By ANTONIO GARZA, former U.S. ambassador to Mexico
The Delta variant of covid-19 is spreading quickly worldwide, leading to new outbreaks and raising questions about when countries will be able to fully emerge from the pandemic.
Mexico is experiencing a third wave of cases and increased hospitalizations. Most of the new infections have been in Mexicans between 18 and 39 years old, many of whom had not yet become eligible for the vaccine. Only 19 percent of people in Mexico are fully vaccinated and 33 percent have received one shot. The latest spike in cases is alarming for a country that already lost at least 238,000 lives to covid-19. Mexico’s Public Health Secretariat (SSA) estimates that the true death toll is 60 percent higher.
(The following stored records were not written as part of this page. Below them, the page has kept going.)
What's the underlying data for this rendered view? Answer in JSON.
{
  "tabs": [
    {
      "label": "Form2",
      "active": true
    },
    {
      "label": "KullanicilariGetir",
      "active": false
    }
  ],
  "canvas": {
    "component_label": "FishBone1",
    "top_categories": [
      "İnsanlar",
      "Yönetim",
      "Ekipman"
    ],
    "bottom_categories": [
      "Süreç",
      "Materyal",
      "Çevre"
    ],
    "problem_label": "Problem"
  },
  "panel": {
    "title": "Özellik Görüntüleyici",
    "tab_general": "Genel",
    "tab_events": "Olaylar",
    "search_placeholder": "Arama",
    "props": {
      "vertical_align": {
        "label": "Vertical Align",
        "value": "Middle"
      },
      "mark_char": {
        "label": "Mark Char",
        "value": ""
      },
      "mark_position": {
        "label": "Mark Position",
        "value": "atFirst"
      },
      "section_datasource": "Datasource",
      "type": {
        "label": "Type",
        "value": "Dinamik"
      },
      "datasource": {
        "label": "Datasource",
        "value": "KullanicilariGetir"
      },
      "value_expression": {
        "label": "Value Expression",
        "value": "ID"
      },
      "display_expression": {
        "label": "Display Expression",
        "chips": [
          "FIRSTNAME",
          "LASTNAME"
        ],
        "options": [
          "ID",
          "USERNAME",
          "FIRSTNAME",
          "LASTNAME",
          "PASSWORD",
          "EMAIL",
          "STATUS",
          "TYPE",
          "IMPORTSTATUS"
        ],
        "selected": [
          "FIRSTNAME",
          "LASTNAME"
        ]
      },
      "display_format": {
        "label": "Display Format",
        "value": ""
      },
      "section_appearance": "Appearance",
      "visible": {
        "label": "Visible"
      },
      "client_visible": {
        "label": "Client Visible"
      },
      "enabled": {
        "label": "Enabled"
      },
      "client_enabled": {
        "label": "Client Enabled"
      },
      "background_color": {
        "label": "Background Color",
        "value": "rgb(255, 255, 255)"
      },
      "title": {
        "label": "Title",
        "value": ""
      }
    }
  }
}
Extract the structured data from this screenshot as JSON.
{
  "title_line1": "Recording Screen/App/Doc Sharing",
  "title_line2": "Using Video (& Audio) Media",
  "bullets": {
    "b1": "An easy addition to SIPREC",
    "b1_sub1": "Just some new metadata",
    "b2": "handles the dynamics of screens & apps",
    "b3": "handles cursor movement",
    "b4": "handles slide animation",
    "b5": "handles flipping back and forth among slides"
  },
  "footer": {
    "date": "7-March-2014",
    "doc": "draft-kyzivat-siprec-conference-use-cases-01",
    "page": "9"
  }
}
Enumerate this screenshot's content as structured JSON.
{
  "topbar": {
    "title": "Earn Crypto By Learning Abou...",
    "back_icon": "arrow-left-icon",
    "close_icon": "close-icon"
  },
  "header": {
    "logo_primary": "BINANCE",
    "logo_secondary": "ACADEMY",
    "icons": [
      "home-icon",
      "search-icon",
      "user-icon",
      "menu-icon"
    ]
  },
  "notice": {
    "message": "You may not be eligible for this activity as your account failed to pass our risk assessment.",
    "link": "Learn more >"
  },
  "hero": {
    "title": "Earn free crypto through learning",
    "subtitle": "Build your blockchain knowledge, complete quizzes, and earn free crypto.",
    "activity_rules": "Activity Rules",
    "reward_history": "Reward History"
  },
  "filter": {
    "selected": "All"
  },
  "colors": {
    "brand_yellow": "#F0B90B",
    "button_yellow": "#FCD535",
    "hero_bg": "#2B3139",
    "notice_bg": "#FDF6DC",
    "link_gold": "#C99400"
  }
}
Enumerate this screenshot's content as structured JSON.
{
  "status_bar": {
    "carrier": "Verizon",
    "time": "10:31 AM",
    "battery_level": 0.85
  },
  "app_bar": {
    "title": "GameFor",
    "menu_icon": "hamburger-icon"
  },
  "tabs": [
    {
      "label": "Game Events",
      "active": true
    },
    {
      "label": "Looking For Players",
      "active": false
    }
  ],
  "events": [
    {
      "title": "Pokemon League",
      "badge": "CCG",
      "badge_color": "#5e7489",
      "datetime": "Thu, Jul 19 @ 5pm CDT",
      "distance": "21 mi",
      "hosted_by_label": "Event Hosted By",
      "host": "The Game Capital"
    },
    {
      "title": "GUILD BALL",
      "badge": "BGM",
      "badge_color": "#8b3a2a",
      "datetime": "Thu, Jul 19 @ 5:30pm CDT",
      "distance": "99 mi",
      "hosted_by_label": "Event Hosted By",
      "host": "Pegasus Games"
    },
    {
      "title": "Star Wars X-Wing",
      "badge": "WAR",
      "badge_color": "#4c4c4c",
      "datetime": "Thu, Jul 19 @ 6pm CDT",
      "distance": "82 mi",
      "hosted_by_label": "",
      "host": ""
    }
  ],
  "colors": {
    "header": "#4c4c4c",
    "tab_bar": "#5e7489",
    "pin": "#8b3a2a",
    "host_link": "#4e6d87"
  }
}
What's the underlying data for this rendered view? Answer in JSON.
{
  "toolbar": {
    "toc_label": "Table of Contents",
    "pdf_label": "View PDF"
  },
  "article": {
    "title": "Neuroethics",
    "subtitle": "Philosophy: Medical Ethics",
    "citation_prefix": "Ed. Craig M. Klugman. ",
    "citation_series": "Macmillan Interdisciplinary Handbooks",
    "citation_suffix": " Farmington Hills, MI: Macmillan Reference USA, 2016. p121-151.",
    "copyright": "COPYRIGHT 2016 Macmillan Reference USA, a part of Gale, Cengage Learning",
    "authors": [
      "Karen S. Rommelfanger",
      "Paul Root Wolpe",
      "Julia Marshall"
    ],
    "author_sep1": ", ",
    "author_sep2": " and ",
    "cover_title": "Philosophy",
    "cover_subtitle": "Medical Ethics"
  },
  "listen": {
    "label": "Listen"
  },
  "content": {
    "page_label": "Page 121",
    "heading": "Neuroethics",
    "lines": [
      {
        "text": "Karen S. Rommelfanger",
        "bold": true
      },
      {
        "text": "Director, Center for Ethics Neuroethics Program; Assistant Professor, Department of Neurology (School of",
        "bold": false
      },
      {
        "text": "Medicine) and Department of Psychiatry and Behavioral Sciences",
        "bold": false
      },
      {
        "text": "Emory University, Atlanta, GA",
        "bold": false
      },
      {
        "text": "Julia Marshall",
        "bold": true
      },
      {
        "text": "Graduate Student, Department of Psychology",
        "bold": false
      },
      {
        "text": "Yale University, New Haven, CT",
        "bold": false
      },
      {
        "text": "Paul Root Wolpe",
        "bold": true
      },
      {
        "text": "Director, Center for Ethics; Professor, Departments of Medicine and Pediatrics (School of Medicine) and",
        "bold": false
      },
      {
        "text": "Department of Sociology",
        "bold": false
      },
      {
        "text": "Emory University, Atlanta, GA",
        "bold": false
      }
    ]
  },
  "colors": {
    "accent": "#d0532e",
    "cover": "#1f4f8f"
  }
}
The Delta variant and increase in cases appear to have complicated the reopening of the U.S.-Mexico land border to nonessential travel. On July 21, the Joe Biden administration renewed border restrictions, which have been extended on a monthly basis since March 2020. These restrictions are facing mounting opposition from political and business leaders in U.S. border cities like San Diego and Laredo.
On immigration, June set the record for monthly crossings at the border in recent history, with 188,829 encounters. Yet, over a third of those immigrants were double or triple counted due to Title 42, a public health order that gives the Department of Homeland Security the authority to immediately expel individuals to Mexico and their countries of origin. According to Customs and Border Protection, the number of unique encounters was 123,828.
The Biden administration continues to send the message to migrants that they shouldn’t come to the United States. It is reportedly contemplating keeping in place Title 42 restrictions at the border. Homeland Security Secretary Alejandro Mayorkas warned that migrants who come by sea won’t be permitted to enter the United States. His comments came after the assassination of Haitian President Jovenel Moïse and protests in Cuba, though there hasn’t yet been an increase in arrivals from those countries by sea.
A federal judge in Texas recently blocked new applications for the Deferred Action for Childhood Arrivals (DACA) program, leaving tens of thousands of undocumented immigrants who came to the United States as children in legal limbo. This ruling comes as Democrats are assessing whether to use the budget reconciliation process — which would require only a simple majority — to pass immigration reform.
On foreign policy, many of Mexican President Andrés Manuel López Obrador (AMLO) administration’s recent positions are at odds with the United States. Mexican Foreign Relations Secretary Marcelo Ebrard expressed support for the Cuban government amid recent protests and interest in restoring diplomatic and commercial relations with North Korea. This represents yet another bump in the road for the Biden administration, which has been working to broaden the bilateral agenda.
On a more positive yet still challenging note, U.S., Mexican and Canadian trade ministers met in Mexico City on July 7 to commemorate the one-year anniversary of the USMCA trade agreement. Over the coming year, the USMCA could help fuel North America’s economic recovery. Yet, challenges remain. The three countries must continue to resolve trade disputes, adapt regional supply chains and reach an agreement on rules of origin for cars.
López Obrador’s energy policy poses another challenge. Recently, his administration awarded a contract for a major oil in the Gulf of Mexico find to state-owned Petróleos Mexicanos (Pemex) instead of a private consortium led by the U.S. company Talos Energy that first discovered it five years ago and had already invested $300 million into the project. Last week, a bipartisan group of U.S. congressman and senators urged Biden to engage the Mexican president more directly on the issue of energy and López Obrador’s efforts to stifle private investment in the sector.
ANTONIO GARZA is a U.S. lawyer who served as his country’s ambassador to Mexico between 2002 and 2009. In recognition of his work, in 2009, the Mexican government bestowed on him the Águila Azteca, the highest award granted to foreigners. Prior to his appointment as ambassador, Garza served as Texas’ secretary of state from January 1995 to November 1997 and was also chairman of the Texas Railroad Commission. He is currently a lawyer specializing in cross-border issues at White & Case, which was recently named the most innovative firm in North America for 2020 by the Financial Times. He is also currently a director at both Kansas City Southern and MoneyGram.